* [Problem to solve] The answer must consist of every line in the data that contains "kvittering".

-------- Provided material

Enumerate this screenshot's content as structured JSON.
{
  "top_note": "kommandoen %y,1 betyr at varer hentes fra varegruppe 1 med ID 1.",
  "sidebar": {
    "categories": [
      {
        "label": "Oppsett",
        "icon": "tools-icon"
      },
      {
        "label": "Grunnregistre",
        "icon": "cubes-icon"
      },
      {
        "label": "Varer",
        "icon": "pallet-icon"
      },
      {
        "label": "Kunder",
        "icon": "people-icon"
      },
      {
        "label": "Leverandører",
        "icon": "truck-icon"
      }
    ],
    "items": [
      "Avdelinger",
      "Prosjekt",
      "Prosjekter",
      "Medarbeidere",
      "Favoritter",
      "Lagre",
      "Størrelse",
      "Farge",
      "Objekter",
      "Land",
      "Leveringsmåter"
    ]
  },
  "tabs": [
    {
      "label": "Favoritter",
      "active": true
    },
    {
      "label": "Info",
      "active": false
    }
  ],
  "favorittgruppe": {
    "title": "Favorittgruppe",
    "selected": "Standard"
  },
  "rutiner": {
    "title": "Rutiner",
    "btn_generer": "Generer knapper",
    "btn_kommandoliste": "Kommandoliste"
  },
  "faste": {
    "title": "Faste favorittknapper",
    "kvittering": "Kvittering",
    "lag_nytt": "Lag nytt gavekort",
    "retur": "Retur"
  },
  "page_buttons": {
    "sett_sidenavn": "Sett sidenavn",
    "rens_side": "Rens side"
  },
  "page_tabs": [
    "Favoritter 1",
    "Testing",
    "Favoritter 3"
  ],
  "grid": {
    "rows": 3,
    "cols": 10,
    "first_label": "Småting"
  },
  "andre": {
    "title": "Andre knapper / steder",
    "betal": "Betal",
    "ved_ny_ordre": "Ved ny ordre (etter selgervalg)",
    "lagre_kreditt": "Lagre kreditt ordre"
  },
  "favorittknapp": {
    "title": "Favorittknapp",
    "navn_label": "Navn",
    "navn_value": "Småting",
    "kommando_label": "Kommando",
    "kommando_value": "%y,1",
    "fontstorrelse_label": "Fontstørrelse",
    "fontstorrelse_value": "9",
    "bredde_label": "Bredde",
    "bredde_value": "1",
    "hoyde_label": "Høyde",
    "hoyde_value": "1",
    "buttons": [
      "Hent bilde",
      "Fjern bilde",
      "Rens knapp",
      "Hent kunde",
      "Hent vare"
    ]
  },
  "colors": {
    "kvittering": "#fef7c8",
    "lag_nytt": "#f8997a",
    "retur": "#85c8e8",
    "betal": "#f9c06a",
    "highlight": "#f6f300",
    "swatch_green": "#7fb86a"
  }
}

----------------

* [Task output]
    "kvittering": "Kvittering",
    "kvittering": "#fef7c8",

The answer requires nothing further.